At first glance, British-Iranian photographer and videographer Mitra Tabrizian’s photographs, currently on view at Leila Heller gallery in Chelsea, look very familiar. The stiff postures of her subjects and the strictly horizontal, minimally obtrusive perspective of her camera lens is straight out of the Jeff Wall textbook, while her touch of surrealism and the sense of a movie scene stopped in motion comes from Wall, Philip Lorca diCorcia, and Gregory Crewdson. What sets this tight selection of Tabrizian’s images apart from its numerous influences is its cross-cultural, politically aware subject matter rather than its aesthetic execution.
Tabrizian shoots in both England and Iran, offering a series of desolate landscapes. She focuses in on Leicestershire, a county in the English Midlands, depicting a quartet of ruined warehouses and empty factory buildings. In one shot, a single suited gentleman, Middle Eastern in appearance, stands in profile in front of a grid of mossy windows. The combination of polished, besuited businessman and crumbling industrial decay is incongruous, and feels unexpectedly sad. Rather than mournful, “City, London” (2008), a collection of bankers gathered in the austerely marbled lobby of some anonymous office building, has an air of vague foreboding. The grey gradient of suited men stand to attention but their gazes never meet one another’s, or anything, for that matter. They look, perhaps, like they’re shiftlessly dodging the blame for the global economic collapse.
The photographer’s subjects are creepy because of their apathy. Though posed in emphatic, stolid stances, Tabrizian’s people are passive: They aren’t in the middle of completing any specific action or participating in a visible narrative, as they often are in Wall or Crewdson’s work. In “Tehran 2006” a crowd of bystanders carrying briefcases, grocery bags, and other signifiers of everyday life cross a sparse landscape with high-rise buildings and political murals in the background. “Untitled” (2009) pictures a group of black-clothed figures marching through a desert road like refugees.

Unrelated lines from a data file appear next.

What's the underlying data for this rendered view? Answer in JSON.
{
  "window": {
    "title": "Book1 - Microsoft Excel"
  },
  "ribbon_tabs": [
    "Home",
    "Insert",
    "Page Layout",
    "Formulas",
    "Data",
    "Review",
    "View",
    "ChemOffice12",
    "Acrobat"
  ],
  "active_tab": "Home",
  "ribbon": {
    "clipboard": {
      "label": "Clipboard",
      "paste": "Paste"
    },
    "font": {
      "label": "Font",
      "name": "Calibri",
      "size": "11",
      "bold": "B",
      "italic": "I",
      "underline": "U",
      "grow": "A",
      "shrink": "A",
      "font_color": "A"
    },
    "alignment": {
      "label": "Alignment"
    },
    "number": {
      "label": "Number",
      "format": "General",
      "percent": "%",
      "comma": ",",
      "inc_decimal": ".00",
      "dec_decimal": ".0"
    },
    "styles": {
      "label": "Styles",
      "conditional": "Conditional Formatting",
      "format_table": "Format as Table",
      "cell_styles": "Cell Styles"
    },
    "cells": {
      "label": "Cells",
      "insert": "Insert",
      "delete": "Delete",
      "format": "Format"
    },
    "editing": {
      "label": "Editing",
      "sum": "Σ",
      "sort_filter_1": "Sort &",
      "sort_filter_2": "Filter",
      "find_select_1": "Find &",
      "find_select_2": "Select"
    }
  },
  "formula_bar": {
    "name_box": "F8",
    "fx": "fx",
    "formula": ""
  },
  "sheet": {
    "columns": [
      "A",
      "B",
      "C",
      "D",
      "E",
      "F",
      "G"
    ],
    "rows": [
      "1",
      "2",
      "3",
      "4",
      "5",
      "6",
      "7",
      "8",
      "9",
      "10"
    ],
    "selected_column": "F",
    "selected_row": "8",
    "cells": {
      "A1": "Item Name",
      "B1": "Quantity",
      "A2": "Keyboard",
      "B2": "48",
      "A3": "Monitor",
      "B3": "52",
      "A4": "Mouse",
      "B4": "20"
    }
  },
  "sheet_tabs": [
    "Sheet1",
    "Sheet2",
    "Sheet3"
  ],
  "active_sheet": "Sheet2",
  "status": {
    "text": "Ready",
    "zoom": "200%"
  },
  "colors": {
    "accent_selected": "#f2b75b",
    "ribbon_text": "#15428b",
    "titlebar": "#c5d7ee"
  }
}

Read in the context of the current political climate, Tabrizian’s work seems to be about decay, both in the physical sense and the spiritual one. The bankers stand around idly while the economy plunges, the original means of production in dissarray. The Iran photos point to the humanity-dulling, oppressive conditions of an entrenched dictatorship. If the style of her photos is familiar, then her content is at least more critically engaged with the trials of its time than the work of other set-up photographers. Though they lack the clean intensity of Wall’s semiotic puzzles, Tabrizian’s work has a broader worldview.